Gartner picks digital ethics and privacy as a strategic trend for 2019.
Natasha Lomas reports on how Gartner’s top ten strategic technology trends for 2019
prioritises digital ethics and privacy; alongside AI-driven development, augmented analytics, quantum computing and smart spaces. Lomas explains how notable the inclusion of ethics and privacy
is, as although the concept is “not reliant on any particular technology”, it’s becoming an integral “property of other already deployed (but unnamed) technologies”. Furthermore, Gartner notes:
While privacy and security are foundational components in building trust, trust is actually about more than just these components. Trust is the acceptance of the truth of a statement without evidence or investigation. Ultimately an organisation’s position on privacy must be driven by its broader position on ethics and trust. Shifting from privacy to ethics moves the conversation beyond ‘are we compliant’ toward ‘are we doing the right thing’.
Big banks, aggregators launch group to hash out data-sharing issues.

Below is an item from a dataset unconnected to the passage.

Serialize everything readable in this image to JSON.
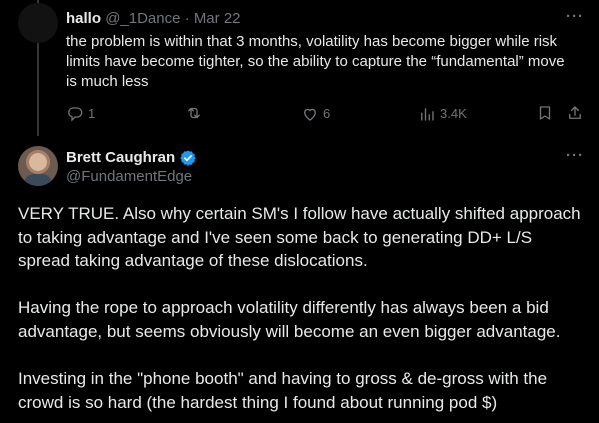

JPMorgan Chase, Bank of America and Wells Fargo have come together to launch the Financial Data Exchange (FDX), in the bid to create a better and consistent way to share customer data
. The goal of FDX is to provide interoperability “in a way that maintains consumer control, security and choice”. Check out the new FDX website here
GDPR is leading to more second-party data deals.
Digiday’s Jessica Davies covers how the GDPR has accelerated advertiser’s demand to collaborate with publishers and both bring together their first-party data
, rather than using externally sourced third-party data. By doing so, the publisher and advertiser can create mutually beneficial and “customised audience datasets”, to provide a more tailored and relevant experience to their customers. This would also help the publishers “compete with the likes of Google, Amazon and Facebook”. But -
It needs to be a trade-off where the publisher gets the big deal, and in return they’ll share their first-party data for free, from the campaign in real time, so a buyer can execute using real-time-bidding, sequential messaging, and frequency capping all the way down the purchase funnel.
How an amateur rap crew stole surveillance tech that tracks almost every American.
Thomas Brewster explores how a hip-hop crew was able to use a mass-monitoring tech, called TLO, to steal American’s identities and splash the cash. TLO, now owned by TransUnion, can be accessed by the police and debt collectors
to “track most of the United States’ 325 million inhabitants via their Social Security numbers, license plates, address histories, names and dates of birth”. The group reportedly gained access through multiple routes, including a part-time debt collection agency employee called Lakesiah Norman -
Norman would query the database, find people with good credit ratings who were ripe targets for identity theft and sell their information, including name, Social Security number and date of birth. Norman did this for at least 20 people, charging just $100 for each victim’s data.
– EFF’s Quintin added that “as long as such a database exists, it is a threat to the privacy of every American.”